the performance of conventional insulations by around 45 %.
Some 100 tests were needed
before the project team came up with a successful skin frame system.
And it took more than 70 formulations processed by a ground-breaking
extrusion technique at industrial-pilot scale before GELCLAD found its
foamable and extrudable aerogel nanomaterial.
The result is a panel that
can be applied to old buildings as well as new ones, with the advantage
of being a modular all-in-one superior insulation.
Better insulation, more jobs
Given the scale of the
challenge, the project also sought to cut the production cost of the
nanotechnology-driven aerogel foam material by a third and maintenance
and installation expenses by 65 % over typical systems.
Reducing such costs is
key to rolling out a system in an energy renovation market that was
worth some EUR 109 billion in 2015, providing almost 900 000 jobs.
Three different pilots
in the UK, Slovenia and Germany have been successfully set up representing
various industrial solutions accomplished at a full scale, towards future
market demand, says Corker.
He adds, citing a conservative
assumption, that should GELCLAD penetrate just 0.5 % of the exterior
insulation facade systems market in the first years of commercialisation,
it might represent a 60 000 m2/year market share. It is one step, among
many, towards greening the future.
aims at creating a novel cost-effective, durable, industrialised and
easy to install composite insulation cladding system, based on a single
structured panel with excellent insulation properties. The GELCLAD
panels shall be made from a functional bio-polymer composite and an
advanced foamable extrudable aerogel, produced using a co-extrusion/injection
procedure, in which both the framing skin and the aerogel core will
be simultaneously formed in a single product. Complementary, the novel
cladding system can be set with passive pre-programed materials, able
to respond dynamically to ambient stimuli and control the air flow
in the building facade system. The foreseen main impacts of the novel
GELCLAD system will be 20% lower embodied energy than traditional
oil based panels and attain an improvement of more than 40% on energy
savings in building refurbishment actions, while combining reduced
installation and maintenance costs with a life span of 50 years. Full
scale demonstration of the GELCLAD solution will be performed in demo
and real size buildings for ready uptake and spreading of the new

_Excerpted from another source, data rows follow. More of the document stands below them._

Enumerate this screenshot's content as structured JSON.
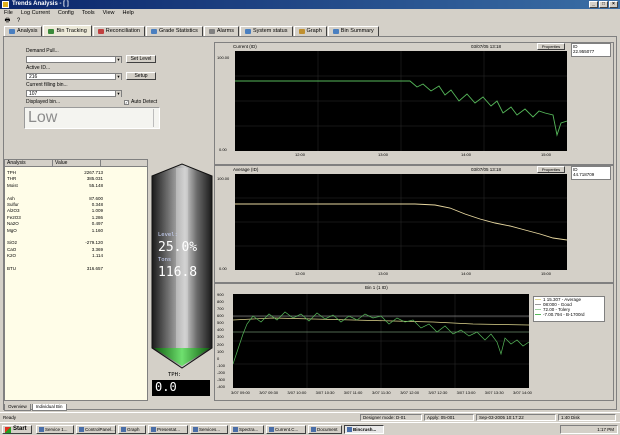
{
  "window": {
    "title": "Trends Analysis - [ ]",
    "menu": [
      "File",
      "Log Current",
      "Config",
      "Tools",
      "View",
      "Help"
    ]
  },
  "tabs": [
    {
      "label": "Analysis",
      "color": "#4a7fc0"
    },
    {
      "label": "Bin Tracking",
      "color": "#3a8a3a",
      "active": true
    },
    {
      "label": "Reconciliation",
      "color": "#c04040"
    },
    {
      "label": "Grade Statistics",
      "color": "#4a7fc0"
    },
    {
      "label": "Alarms",
      "color": "#808080"
    },
    {
      "label": "System status",
      "color": "#4a7fc0"
    },
    {
      "label": "Graph",
      "color": "#c09030"
    },
    {
      "label": "Bin Summary",
      "color": "#4a7fc0"
    }
  ],
  "left_panel": {
    "field1_label": "Demand Pull...",
    "field1_value": "",
    "field1_button": "Set Level",
    "field2_label": "Active ID...",
    "field2_value": "216",
    "field2_button": "Setup",
    "field3_label": "Current filling bin...",
    "field3_value": "107",
    "field4_label": "Displayed bin...",
    "auto_detect_label": "Auto Detect",
    "status_value": "Low"
  },
  "analysis": {
    "headers": [
      "Analysis",
      "Value"
    ],
    "rows": [
      {
        "name": "TPH",
        "value": "2267.713"
      },
      {
        "name": "THR",
        "value": "385.031"
      },
      {
        "name": "Moist",
        "value": "55.148"
      },
      {
        "name": "",
        "value": ""
      },
      {
        "name": "Ash",
        "value": "87.600"
      },
      {
        "name": "Sulfur",
        "value": "0.348"
      },
      {
        "name": "Al2O3",
        "value": "1.009"
      },
      {
        "name": "Fe2O3",
        "value": "1.286"
      },
      {
        "name": "Na2O",
        "value": "0.497"
      },
      {
        "name": "MgO",
        "value": "1.160"
      },
      {
        "name": "",
        "value": ""
      },
      {
        "name": "SiO2",
        "value": "-279.120"
      },
      {
        "name": "CaO",
        "value": "3.369"
      },
      {
        "name": "K2O",
        "value": "1.114"
      },
      {
        "name": "",
        "value": ""
      },
      {
        "name": "BTU",
        "value": "316.657"
      }
    ]
  },
  "gauge": {
    "level_label": "Level:",
    "level_value": "25.0%",
    "tons_label": "Tons",
    "tons_value": "116.8",
    "tph_label": "TPH:",
    "tph_value": "0.0",
    "fill_fraction": 0.25,
    "fill_color": "#2fbf2f"
  },
  "charts": {
    "top": {
      "title": "Current (ID)",
      "timestamp": "03/07/05 13:18",
      "button": "Properties",
      "side_label": "ID",
      "side_value": "22.955077",
      "y_labels": [
        "100.00",
        "0.00"
      ],
      "x_labels": [
        "12:00",
        "13:00",
        "14:00",
        "15:00"
      ],
      "line_color": "#56b85a"
    },
    "middle": {
      "title": "Average (ID)",
      "timestamp": "03/07/05 13:18",
      "button": "Properties",
      "side_label": "ID",
      "side_value": "44.718709",
      "y_labels": [
        "100.00",
        "0.00"
      ],
      "x_labels": [
        "12:00",
        "13:00",
        "14:00",
        "15:00"
      ],
      "line_color": "#e8d8a0"
    },
    "bottom": {
      "title": "Bin 1 (1 ID)",
      "y_labels": [
        "900",
        "800",
        "700",
        "600",
        "500",
        "400",
        "300",
        "200",
        "100",
        "0",
        "-100",
        "-200",
        "-300",
        "-400"
      ],
      "x_labels": [
        "3/07 09:00",
        "3/07 09:30",
        "3/07 10:00",
        "3/07 10:30",
        "3/07 11:00",
        "3/07 11:30",
        "3/07 12:00",
        "3/07 12:30",
        "3/07 13:00",
        "3/07 13:30",
        "3/07 14:00"
      ],
      "legend": [
        {
          "label": "1 15.307 - Average",
          "color": "#e0d890"
        },
        {
          "label": "08:000 - Good",
          "color": "#ffffff"
        },
        {
          "label": "72.00 - Tolery",
          "color": "#a0d0a0"
        },
        {
          "label": "-7.00.794 - B-1700rd",
          "color": "#56b85a"
        }
      ],
      "line_color": "#56b85a"
    }
  },
  "bottom_tabs": [
    "Overview",
    "Individual Bin"
  ],
  "statusbar": {
    "left": "Ready",
    "cells": [
      "Designer mode: D-01",
      "Apply: 05-001",
      "Sep-03-2005  10:17:22",
      "1:40   Disk"
    ]
  },
  "taskbar": {
    "start_label": "Start",
    "items": [
      "Service 1...",
      "ControlPanel...",
      "Graph",
      "Presentat...",
      "Services...",
      "Spectra...",
      "Current.C...",
      "Document",
      "Bincrush..."
    ],
    "clock": "1:17 PM"
  }
}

Williams is a Trend Translator and Future
Finance Specialist for
Flux Trends. Bronwyn has over a decades experience
in marketing management and trend research, working predominantly with
brands in the financial and B2B industries. Bronwyn managed the largest
circulation of South African financial newsletters and worked closely
with a network of local and international financial thought leaders,
giving her access to a wealth of insider insights on how
the world of money really works. In this talk Bronwyn shares her ideas
on Big Data and how Big Brother companies are shaping the society and
Bronwyn has over a decades
experience in strategic management, trend research and foresight; consulting
to clients in the public and private sector across the African continent.
Her educational credentials include tertiary qualifications in Marketing
Management (University of Johannesburg), Economics (University of London),
Foresight (University of Manchester), and Future Studies (University
of Stellenbosch). She is currently completing a Masters in Applied Economics
from the University of Bath.
Today, as a partner at Flux Trends, Bronwyns research focuses
on how macro socio-economic trends and emerging technologies will impact
businesses, industries, and nations in the near and long term future.
Part economist, part strategist, Bronwyns particular areas of
expertise include fintech trends, alternative economic models, and sustainable
include Top 40 JSE listed companies, The South African Reserve Bank,
African government departments, and global business leaders. She also
guest lectures for leading business schools, such as Duke, GIBS, UCT,
and the University of Johannesburg. Bronwyn is also a published writer
and a well- known media commentator on future trends and economic trajectories
for network channels including CNBC Africa and ENCA News.
Bronwyn Ruth Williams:
How Big Brother Companies Are Shaping Society